However, despite overall national growth, there is an alarming lack of shared prosperity among Americans nationwide. BLS recorded an 11.5 percent youth unemployment rate this summer, largely unchanged over the course of the past year; the unemployment rate for young black Americans at 20.6 percent—twice as high as young white Americans—has also remained way too high. Indeed, America’s recent economic and job growth has fostered severe inequality among its population, and there is much work to be done in terms of closing the gender pay gap and ensuring livable wages for all (the federal minimum wage of $7.25 has not been increased since 2009, and is considered insufficient by both the International Labour Organization and the International Monetary Fund).

Gender Equality, Violence against Women, and Gender Parity in Government

SDG 5, to “achieve gender equality and empower all women and girls,” also begs attention in the United States. 2016 was a year in which the country was both stunned by the American judicial system’s failure to bring the Stanford rape case to justice and forced to confront the persistence of America’s sexual violence problem.
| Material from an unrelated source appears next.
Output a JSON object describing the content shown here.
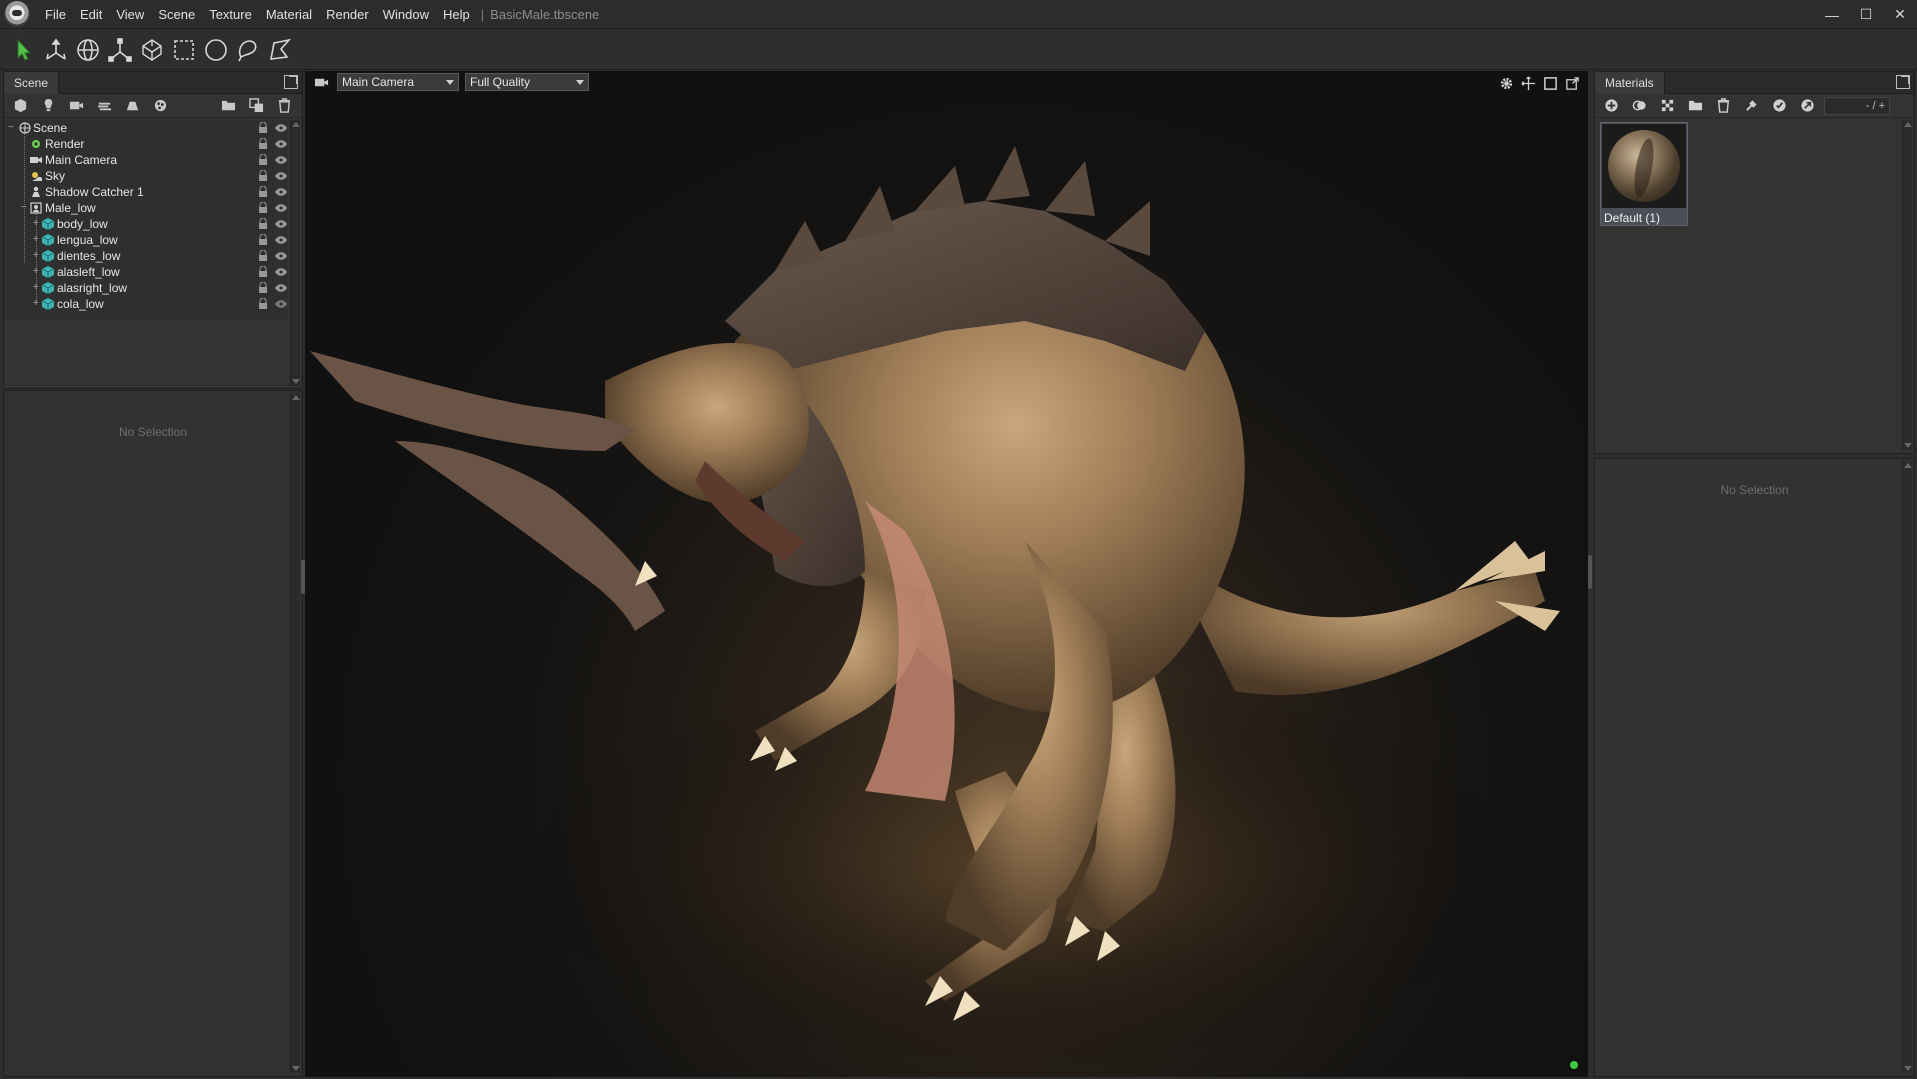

The United States struggles with gender inequality unilaterally; it has much work to do in terms of women’s political representation, as well. The secretary-general reported that women’s participation in parliaments worldwide has risen to 23 percent (a 6 percent increase over the past decade), yet according to Women In Parliaments, in the United States just 19.7 percent of both houses of Congress are women.

Yet 2016 was also the year in which the United States made history with gender parity in that a woman became the first female presidential candidate of a major political party, proving that the country should use its voice not just to outline room for improvement, but to tout achievements.

The 2030 Agenda is ambitious, incredibly so. In order to come close to achieving its seventeen goals, powerhouses like the United States must fully engage in its processes.

One Year Down, Fourteen to Go

The 2030 Agenda is ambitious, incredibly so. In order to come close to achieving its seventeen goals—including SDG 17, which explicitly calls upon a revitalized global partnership for sustainable development—powerhouses like the United States must fully engage in its processes. The aforementioned SDGs are just a few examples the United States can improve upon—and with one year already gone, the next fourteen are not the time for American Exceptionalism.


Cover Photo: Flickr, Thomas Cizauskas.